This third edition of a popular, well-received text offers undergraduates an opportunity to obtain an overview of the historical roots and the evolution of several areas of mathematics. The selection of topics conveys not only their role in this historical development of mathematics but also their value as bases for understanding the changing nature of mathematics. Among the topics covered in this wide-ranging text are: mathematics before Euclid, Euclid's Elements, non-Euclidean geometry, algebraic structure, formal axiomatics, the real numbers system, sets, logic and philosophy and more. The emphasis on axiomatic procedures provides important background for studying and applying more advanced topics, while the inclusion of the historical roots of both algebra and geometry provides essential information for prospective teachers of school mathematics. The readable style and sets of challenging exercises from the popular earlier editions have been continued and extended in the present edition, making this a very welcome and useful version of a classic treatment of the foundations of mathematics. "A truly satisfying book." — Dr. Bruce E. Meserve, Professor Emeritus, University of Vermont.
This text provides a historical perspective on plane geometry and covers non-neutral Euclidean geometry, circles and regular polygons, projective geometry, symmetries, inversions, informal topology, and more. Includes 1,000 practice problems.
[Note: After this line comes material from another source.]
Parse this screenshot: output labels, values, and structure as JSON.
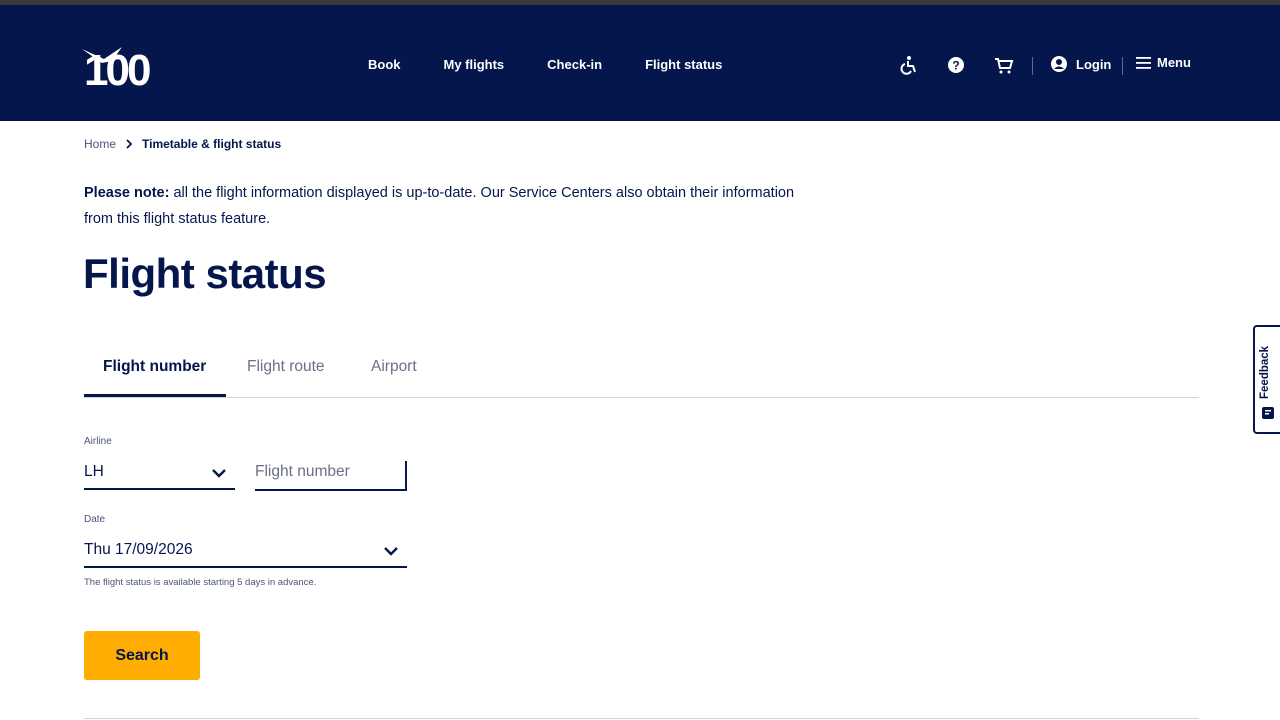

Solutions available. 2003 edition.
Author: Alex Bellos
Publisher: Simon and Schuster
Release Date: 2010-06-15
Too often math gets a bad rap, characterized as dry and difficult. But, Alex Bellos says, "math can be inspiring and brilliantly creative. Mathematical thought is one of the great achievements of the human race, and arguably the foundation of all human progress. The world of mathematics is a remarkable place." Bellos has traveled all around the globe and has plunged into history to uncover fascinating stories of mathematical achievement, from the breakthroughs of Euclid, the greatest mathematician of all time, to the creations of the Zen master of origami, one of the hottest areas of mathematical work today. Taking us into the wilds of the Amazon, he tells the story of a tribe there who can count only to five and reports on the latest findings about the math instinct—including the revelation that ants can actually count how many steps they’ve taken. Journeying to the Bay of Bengal, he interviews a Hindu sage about the brilliant mathematical insights of the Buddha, while in Japan he visits the godfather of Sudoku and introduces the brainteasing delights of mathematical games. Exploring the mysteries of randomness, he explains why it is impossible for our iPods to truly randomly select songs. In probing the many intrigues of that most beloved of numbers, pi, he visits with two brothers so obsessed with the elusive number that they built a supercomputer in their Manhattan apartment to study it. Throughout, the journey is enhanced with a wealth of intriguing illustrations, such as of the clever puzzles known as tangrams and the crochet creation of an American math professor who suddenly realized one day that she could knit a representation of higher dimensional space that no one had been able to visualize. Whether writing about how algebra solved Swedish traffic problems, visiting the Mental Calculation World Cup to disclose the secrets of lightning calculation, or exploring the links between pineapples and beautiful teeth, Bellos is a wonderfully engaging guide who never fails to delight even as he edifies. Here’s Looking at Euclid is a rare gem that brings the beauty of math to life.
Author: Robin Hartshorne
Publisher: Springer Science & Business Media
Release Date: 2013-11-11
This book offers a unique opportunity to understand the essence of one of the great thinkers of western civilization. A guided reading of Euclid's Elements leads to a critical discussion and rigorous modern treatment of Euclid's geometry and its more recent descendants, with complete proofs. Topics include the introduction of coordinates, the theory of area, history of the parallel postulate, the various non-Euclidean geometries, and the regular and semi-regular polyhedra.